[Exercise materials Boundary: Start]

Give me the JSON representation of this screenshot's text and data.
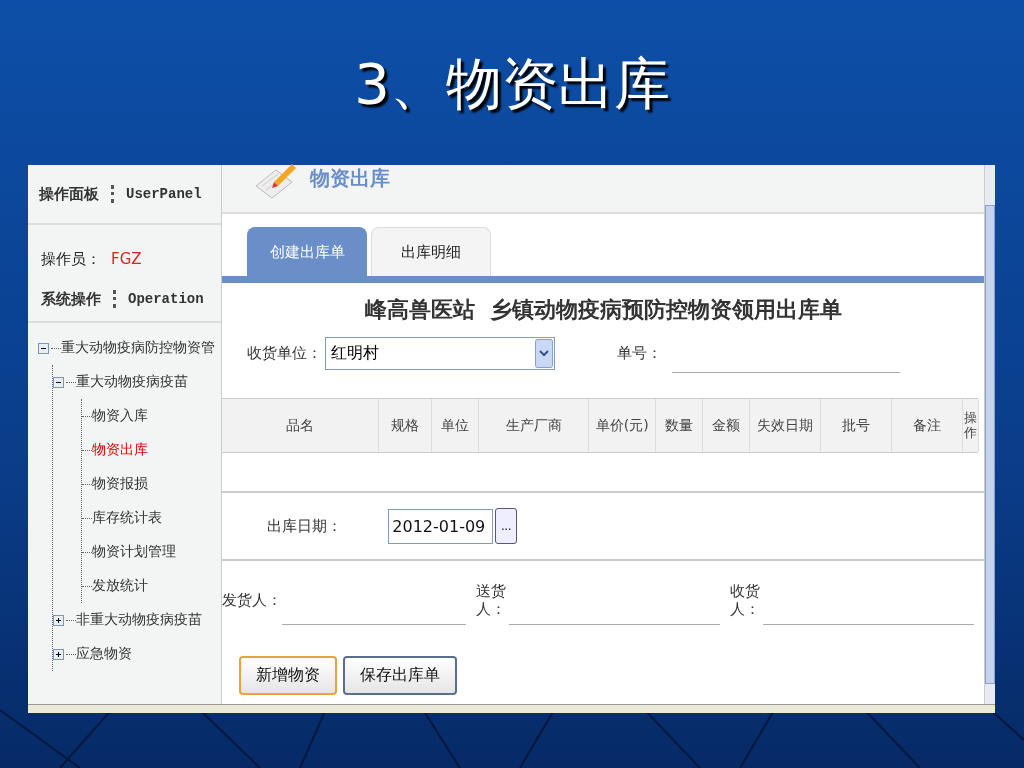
{
  "slide": {
    "title": "3、物资出库"
  },
  "sidebar": {
    "panel_title": "操作面板",
    "panel_title_en": "UserPanel",
    "operator_label": "操作员：",
    "operator": "FGZ",
    "operation_title": "系统操作",
    "operation_title_en": "Operation",
    "tree": [
      {
        "label": "重大动物疫病防控物资管",
        "expanded": true,
        "children": [
          {
            "label": "重大动物疫病疫苗",
            "expanded": true,
            "children": [
              {
                "label": "物资入库",
                "selected": false
              },
              {
                "label": "物资出库",
                "selected": true
              },
              {
                "label": "物资报损",
                "selected": false
              },
              {
                "label": "库存统计表",
                "selected": false
              },
              {
                "label": "物资计划管理",
                "selected": false
              },
              {
                "label": "发放统计",
                "selected": false
              }
            ]
          },
          {
            "label": "非重大动物疫病疫苗",
            "expanded": false
          },
          {
            "label": "应急物资",
            "expanded": false
          }
        ]
      }
    ]
  },
  "page": {
    "title": "物资出库"
  },
  "tabs": [
    {
      "label": "创建出库单",
      "selected": true
    },
    {
      "label": "出库明细",
      "selected": false
    }
  ],
  "form": {
    "title": "峰高兽医站  乡镇动物疫病预防控物资领用出库单",
    "receiver_unit_label": "收货单位：",
    "receiver_unit": "红明村",
    "number_label": "单号：",
    "date_label": "出库日期：",
    "date": "2012-01-09",
    "date_button": "...",
    "persons": [
      {
        "label": "发货人："
      },
      {
        "label": "送货人："
      },
      {
        "label": "收货人："
      }
    ]
  },
  "table": {
    "columns": [
      "品名",
      "规格",
      "单位",
      "生产厂商",
      "单价(元)",
      "数量",
      "金额",
      "失效日期",
      "批号",
      "备注",
      "操作"
    ]
  },
  "buttons": [
    {
      "label": "新增物资",
      "focused": true
    },
    {
      "label": "保存出库单",
      "focused": false
    }
  ]
}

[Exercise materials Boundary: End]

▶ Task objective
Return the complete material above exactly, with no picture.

▶ Task solution
Give me the JSON representation of this screenshot's text and data.
{
  "slide": {
    "title": "3、物资出库"
  },
  "sidebar": {
    "panel_title": "操作面板",
    "panel_title_en": "UserPanel",
    "operator_label": "操作员：",
    "operator": "FGZ",
    "operation_title": "系统操作",
    "operation_title_en": "Operation",
    "tree": [
      {
        "label": "重大动物疫病防控物资管",
        "expanded": true,
        "children": [
          {
            "label": "重大动物疫病疫苗",
            "expanded": true,
            "children": [
              {
                "label": "物资入库",
                "selected": false
              },
              {
                "label": "物资出库",
                "selected": true
              },
              {
                "label": "物资报损",
                "selected": false
              },
              {
                "label": "库存统计表",
                "selected": false
              },
              {
                "label": "物资计划管理",
                "selected": false
              },
              {
                "label": "发放统计",
                "selected": false
              }
            ]
          },
          {
            "label": "非重大动物疫病疫苗",
            "expanded": false
          },
          {
            "label": "应急物资",
            "expanded": false
          }
        ]
      }
    ]
  },
  "page": {
    "title": "物资出库"
  },
  "tabs": [
    {
      "label": "创建出库单",
      "selected": true
    },
    {
      "label": "出库明细",
      "selected": false
    }
  ],
  "form": {
    "title": "峰高兽医站  乡镇动物疫病预防控物资领用出库单",
    "receiver_unit_label": "收货单位：",
    "receiver_unit": "红明村",
    "number_label": "单号：",
    "date_label": "出库日期：",
    "date": "2012-01-09",
    "date_button": "...",
    "persons": [
      {
        "label": "发货人："
      },
      {
        "label": "送货人："
      },
      {
        "label": "收货人："
      }
    ]
  },
  "table": {
    "columns": [
      "品名",
      "规格",
      "单位",
      "生产厂商",
      "单价(元)",
      "数量",
      "金额",
      "失效日期",
      "批号",
      "备注",
      "操作"
    ]
  },
  "buttons": [
    {
      "label": "新增物资",
      "focused": true
    },
    {
      "label": "保存出库单",
      "focused": false
    }
  ]
}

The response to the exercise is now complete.